*) A multi-layer perceptron is interesting for us for a number of reasons. As a mathematical function it is simple. It maps input variables to output variables, where the function is composed by even simpler functions (“luckily the world is compositional” **). Learning a relevant representation of the underlying data is a key element of deep learning. Historically, these approaches go back to the early theories of biological learning [7], and became famous in the 1960ies [8]. Under the popular term “Deep Learning” these networks are experiencing a rebirth and a unnessary hype nowadays [9].

**) According to Yann LeCun ” … it’s probably due to the fact that the world is essentially compositional. That means that our perceptual world is compositional in the sense that you know that images are made of edges or oriented contours …” refer to the Youtube lecture at 21’31 ff here: https://www.youtube.com/watch?v=U2mhZ9E8Fk8
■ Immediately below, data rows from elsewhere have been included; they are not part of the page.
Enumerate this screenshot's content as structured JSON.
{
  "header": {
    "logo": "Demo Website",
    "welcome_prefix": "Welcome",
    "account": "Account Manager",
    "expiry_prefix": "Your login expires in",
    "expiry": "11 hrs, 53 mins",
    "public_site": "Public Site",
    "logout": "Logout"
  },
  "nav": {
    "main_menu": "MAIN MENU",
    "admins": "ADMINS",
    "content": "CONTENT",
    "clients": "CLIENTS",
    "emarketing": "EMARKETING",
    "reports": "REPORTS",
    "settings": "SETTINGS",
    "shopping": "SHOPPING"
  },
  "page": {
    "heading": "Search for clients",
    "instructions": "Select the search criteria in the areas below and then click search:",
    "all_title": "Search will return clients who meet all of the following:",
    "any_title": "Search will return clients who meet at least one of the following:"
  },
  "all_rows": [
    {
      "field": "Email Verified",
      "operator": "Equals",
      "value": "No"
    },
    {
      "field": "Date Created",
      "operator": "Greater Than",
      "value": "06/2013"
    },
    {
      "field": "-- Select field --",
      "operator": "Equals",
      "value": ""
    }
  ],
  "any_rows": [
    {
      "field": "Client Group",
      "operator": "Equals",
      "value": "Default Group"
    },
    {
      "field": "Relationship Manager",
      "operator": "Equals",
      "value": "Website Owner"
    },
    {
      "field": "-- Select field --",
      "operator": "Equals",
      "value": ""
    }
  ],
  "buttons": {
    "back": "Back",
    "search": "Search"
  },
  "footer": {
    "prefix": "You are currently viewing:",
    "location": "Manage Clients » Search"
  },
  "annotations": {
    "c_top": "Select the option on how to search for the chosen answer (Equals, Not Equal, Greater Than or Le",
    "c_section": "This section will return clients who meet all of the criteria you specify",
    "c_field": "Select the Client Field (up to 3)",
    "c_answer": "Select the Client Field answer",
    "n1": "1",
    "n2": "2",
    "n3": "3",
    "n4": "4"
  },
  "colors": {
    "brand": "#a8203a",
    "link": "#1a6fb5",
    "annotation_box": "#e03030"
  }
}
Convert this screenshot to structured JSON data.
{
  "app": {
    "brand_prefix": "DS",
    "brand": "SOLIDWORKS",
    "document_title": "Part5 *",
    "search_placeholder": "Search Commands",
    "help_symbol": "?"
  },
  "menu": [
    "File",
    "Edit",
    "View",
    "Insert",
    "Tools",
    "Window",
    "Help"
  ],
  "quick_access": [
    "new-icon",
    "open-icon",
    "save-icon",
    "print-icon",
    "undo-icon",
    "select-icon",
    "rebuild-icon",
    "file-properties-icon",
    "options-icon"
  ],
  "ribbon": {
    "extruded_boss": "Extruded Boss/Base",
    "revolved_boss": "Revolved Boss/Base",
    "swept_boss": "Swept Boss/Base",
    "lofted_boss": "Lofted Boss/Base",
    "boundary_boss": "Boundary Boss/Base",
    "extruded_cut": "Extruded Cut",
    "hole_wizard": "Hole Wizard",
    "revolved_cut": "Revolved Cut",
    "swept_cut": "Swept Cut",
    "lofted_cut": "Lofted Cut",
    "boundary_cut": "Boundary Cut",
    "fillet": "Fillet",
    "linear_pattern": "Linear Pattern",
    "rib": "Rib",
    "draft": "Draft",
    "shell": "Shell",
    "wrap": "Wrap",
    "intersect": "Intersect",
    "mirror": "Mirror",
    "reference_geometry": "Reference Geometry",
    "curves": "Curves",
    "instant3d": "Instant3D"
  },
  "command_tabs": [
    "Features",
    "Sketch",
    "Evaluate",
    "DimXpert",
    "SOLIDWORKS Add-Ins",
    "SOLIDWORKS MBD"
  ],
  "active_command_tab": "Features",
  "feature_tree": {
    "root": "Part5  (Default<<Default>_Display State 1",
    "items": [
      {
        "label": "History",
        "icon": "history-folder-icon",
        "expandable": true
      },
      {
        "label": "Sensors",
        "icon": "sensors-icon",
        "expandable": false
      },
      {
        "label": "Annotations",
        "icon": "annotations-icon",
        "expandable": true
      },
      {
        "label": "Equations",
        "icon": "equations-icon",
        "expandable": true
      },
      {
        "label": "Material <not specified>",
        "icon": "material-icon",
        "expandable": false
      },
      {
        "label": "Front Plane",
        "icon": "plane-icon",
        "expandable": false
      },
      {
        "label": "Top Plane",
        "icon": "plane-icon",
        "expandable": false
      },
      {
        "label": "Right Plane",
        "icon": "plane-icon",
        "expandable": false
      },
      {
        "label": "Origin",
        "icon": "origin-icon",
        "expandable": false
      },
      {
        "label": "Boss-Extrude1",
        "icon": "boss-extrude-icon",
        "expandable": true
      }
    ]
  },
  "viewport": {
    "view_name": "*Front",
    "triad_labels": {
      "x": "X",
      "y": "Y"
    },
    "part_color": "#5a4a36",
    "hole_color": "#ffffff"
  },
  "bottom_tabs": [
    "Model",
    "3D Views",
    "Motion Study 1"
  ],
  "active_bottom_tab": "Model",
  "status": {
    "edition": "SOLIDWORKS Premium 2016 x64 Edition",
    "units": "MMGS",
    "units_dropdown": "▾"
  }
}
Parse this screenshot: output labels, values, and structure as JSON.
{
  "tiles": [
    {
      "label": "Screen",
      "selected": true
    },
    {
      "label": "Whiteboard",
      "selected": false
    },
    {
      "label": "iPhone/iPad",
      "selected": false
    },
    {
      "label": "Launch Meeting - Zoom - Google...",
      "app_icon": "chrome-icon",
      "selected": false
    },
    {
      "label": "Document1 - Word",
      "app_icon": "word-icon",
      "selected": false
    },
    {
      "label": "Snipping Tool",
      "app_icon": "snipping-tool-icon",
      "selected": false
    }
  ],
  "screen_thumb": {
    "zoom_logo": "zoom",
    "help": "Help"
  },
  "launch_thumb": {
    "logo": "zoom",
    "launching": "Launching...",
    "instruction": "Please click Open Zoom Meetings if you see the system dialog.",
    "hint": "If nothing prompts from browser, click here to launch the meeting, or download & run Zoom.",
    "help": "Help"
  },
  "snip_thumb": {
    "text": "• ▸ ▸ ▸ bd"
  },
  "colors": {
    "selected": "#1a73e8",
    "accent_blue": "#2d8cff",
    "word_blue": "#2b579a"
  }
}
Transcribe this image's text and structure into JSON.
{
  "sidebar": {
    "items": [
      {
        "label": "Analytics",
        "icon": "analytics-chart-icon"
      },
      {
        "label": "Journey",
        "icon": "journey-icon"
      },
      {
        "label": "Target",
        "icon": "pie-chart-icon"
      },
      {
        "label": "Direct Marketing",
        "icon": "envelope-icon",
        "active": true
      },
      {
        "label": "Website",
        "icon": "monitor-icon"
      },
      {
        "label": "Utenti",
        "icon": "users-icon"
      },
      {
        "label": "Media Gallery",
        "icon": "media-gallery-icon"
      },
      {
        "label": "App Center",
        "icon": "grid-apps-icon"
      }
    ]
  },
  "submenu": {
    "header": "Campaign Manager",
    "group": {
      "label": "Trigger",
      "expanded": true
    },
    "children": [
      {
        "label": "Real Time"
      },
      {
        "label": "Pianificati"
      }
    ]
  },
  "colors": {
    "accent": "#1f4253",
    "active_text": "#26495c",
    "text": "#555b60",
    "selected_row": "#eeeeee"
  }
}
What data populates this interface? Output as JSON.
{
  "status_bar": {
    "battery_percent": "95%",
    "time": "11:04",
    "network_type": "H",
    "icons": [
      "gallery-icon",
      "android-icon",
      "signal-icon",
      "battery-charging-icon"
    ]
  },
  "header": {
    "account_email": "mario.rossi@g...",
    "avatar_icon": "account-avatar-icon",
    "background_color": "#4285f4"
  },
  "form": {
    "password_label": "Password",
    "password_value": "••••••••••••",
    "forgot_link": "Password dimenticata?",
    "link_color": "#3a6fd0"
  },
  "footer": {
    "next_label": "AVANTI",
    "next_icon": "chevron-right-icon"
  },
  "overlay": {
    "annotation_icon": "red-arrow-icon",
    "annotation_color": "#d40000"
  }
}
***) Explainable AI raises several very old and important questions in fundamental cognitive issues. For example Jean PIAGET & Bärbel INHELDER (1969, p. 87, original in French [10]) distinguish between two aspects of cognition: a) the figurative aspect (approximate copies of objects), and b) the operative aspect (modifying/transforming an object); An important question still today is to what extent do images preserve the detail of objects and what kind of operations can be applied to images. This is important in our digital pathology research project when we study how our pathologists are working: a) How we can imitate an pathologist with machine learning and b) What can machine learning find beyond what a pathologist is able to do. These questions become ultimatively important for medical decision support in the future.


[1]       Marco Tulio Ribeiro, Sameer Singh & Carlos Guestrin (2016). Why should I trust you?: Explaining the predictions of any classifier.  Proceedings of the 22nd ACM SIGKDD International Conference on Knowledge Discovery and Data Mining, KDD 2016, San Francisco (CA), ACM, 1135-1144, doi:10.1145/2939672.2939778.

[2]       Carsten Schmitz (2012). LimeSurvey: An open source survey tool. Available online: https://www.limesurvey.org [Last accessed on 19.12.2018, 14:20 CET].

[3]       Miroslav Hudec, Erika Bednárová & Andreas Holzinger 2018. Augmenting Statistical Data Dissemination by Short Quantified Sentences of Natural Language. Journal of Official Statistics (JOS), 34, (4), 981, doi:10.2478/jos-2018-0048.

[4]       Andreas Holzinger, Bernd Malle, Peter Kieseberg, Peter M. Roth, Heimo Müller, Robert Reihs & Kurt Zatloukal 2017. Towards the Augmented Pathologist: Challenges of Explainable-AI in Digital Pathology. arXiv:1712.06657.

[5]       Stephen K. Reed 1972. Pattern recognition and categorization. Cognitive psychology, 3, (3), Elsevier, 382-407.
doi: 10.2478/jos-2018-0048

[6]       Stephen K. Reed 1974. Structural descriptions and the limitations of visual images. Memory & Cognition, 2, (2), 329-336.

[7]       W.S. McCulloch & W. Pitts 1943. A logical calculus of the ideas immanent in nervous activity. Bulletin of Mathematical Biology, 5, (4), 115-133, doi:10.1007/BF02459570.

[8]       Frank Rosenblatt 1958. The perceptron: a probabilistic model for information storage and organization in the brain. Psychological review, 65, (6), 386-408, doi:10.1037/h0042519.

[9]       Yann LeCun, Yoshua Bengio & Geoffrey Hinton 2015. Deep learning. Nature, 521, (7553), 436-444, doi:10.1038/nature14539. https://www.nature.com/articles/nature14539

[10]  Jean Piaget, Paul Fraisse, Éliane Vurpillot & Robert Francès (eds.) 1963. Traité de psychologie expérimentale: VI. La perception, Paris: Presses Universitaires de France.